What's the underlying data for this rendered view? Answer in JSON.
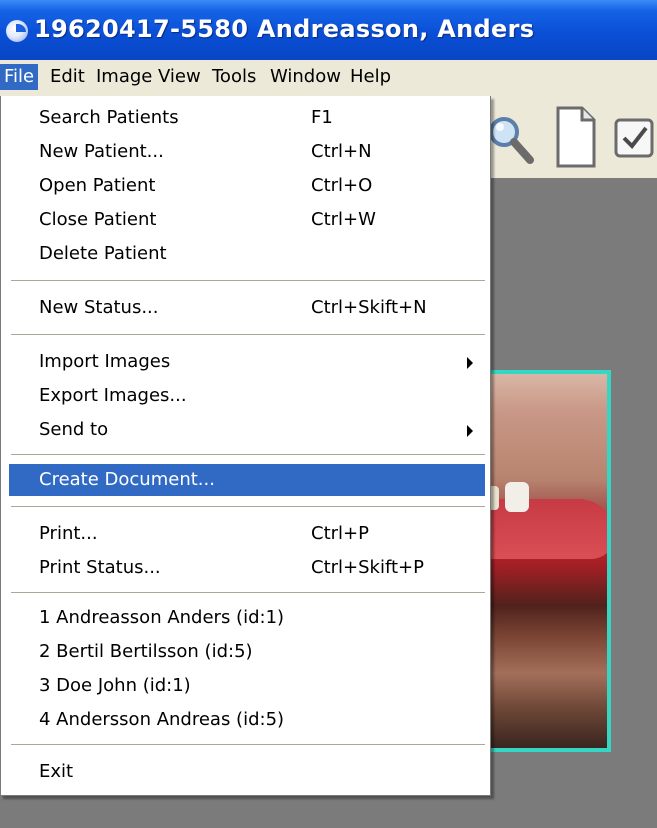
{
  "window": {
    "title": "19620417-5580 Andreasson, Anders"
  },
  "menubar": {
    "items": [
      {
        "label": "File",
        "active": true
      },
      {
        "label": "Edit"
      },
      {
        "label": "Image"
      },
      {
        "label": "View"
      },
      {
        "label": "Tools"
      },
      {
        "label": "Window"
      },
      {
        "label": "Help"
      }
    ]
  },
  "toolbar": {
    "icons": [
      "magnifier-icon",
      "new-document-icon",
      "checkbox-icon"
    ]
  },
  "file_menu": {
    "items": [
      {
        "label": "Search Patients",
        "shortcut": "F1"
      },
      {
        "label": "New Patient...",
        "shortcut": "Ctrl+N"
      },
      {
        "label": "Open Patient",
        "shortcut": "Ctrl+O"
      },
      {
        "label": "Close Patient",
        "shortcut": "Ctrl+W"
      },
      {
        "label": "Delete Patient",
        "shortcut": ""
      },
      {
        "label": "New Status...",
        "shortcut": "Ctrl+Skift+N"
      },
      {
        "label": "Import Images",
        "shortcut": "",
        "submenu": true
      },
      {
        "label": "Export Images...",
        "shortcut": ""
      },
      {
        "label": "Send to",
        "shortcut": "",
        "submenu": true
      },
      {
        "label": "Create Document...",
        "shortcut": "",
        "highlighted": true
      },
      {
        "label": "Print...",
        "shortcut": "Ctrl+P"
      },
      {
        "label": "Print Status...",
        "shortcut": "Ctrl+Skift+P"
      },
      {
        "label": "1  Andreasson Anders (id:1)",
        "shortcut": ""
      },
      {
        "label": "2  Bertil Bertilsson (id:5)",
        "shortcut": ""
      },
      {
        "label": "3  Doe John (id:1)",
        "shortcut": ""
      },
      {
        "label": "4  Andersson Andreas (id:5)",
        "shortcut": ""
      },
      {
        "label": "Exit",
        "shortcut": ""
      }
    ]
  },
  "colors": {
    "title_bar": "#0a4fd6",
    "highlight": "#316ac5",
    "image_border": "#35d6c3",
    "workspace": "#7b7b7b"
  }
}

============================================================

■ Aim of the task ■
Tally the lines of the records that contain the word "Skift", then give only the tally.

■ Answer ■
2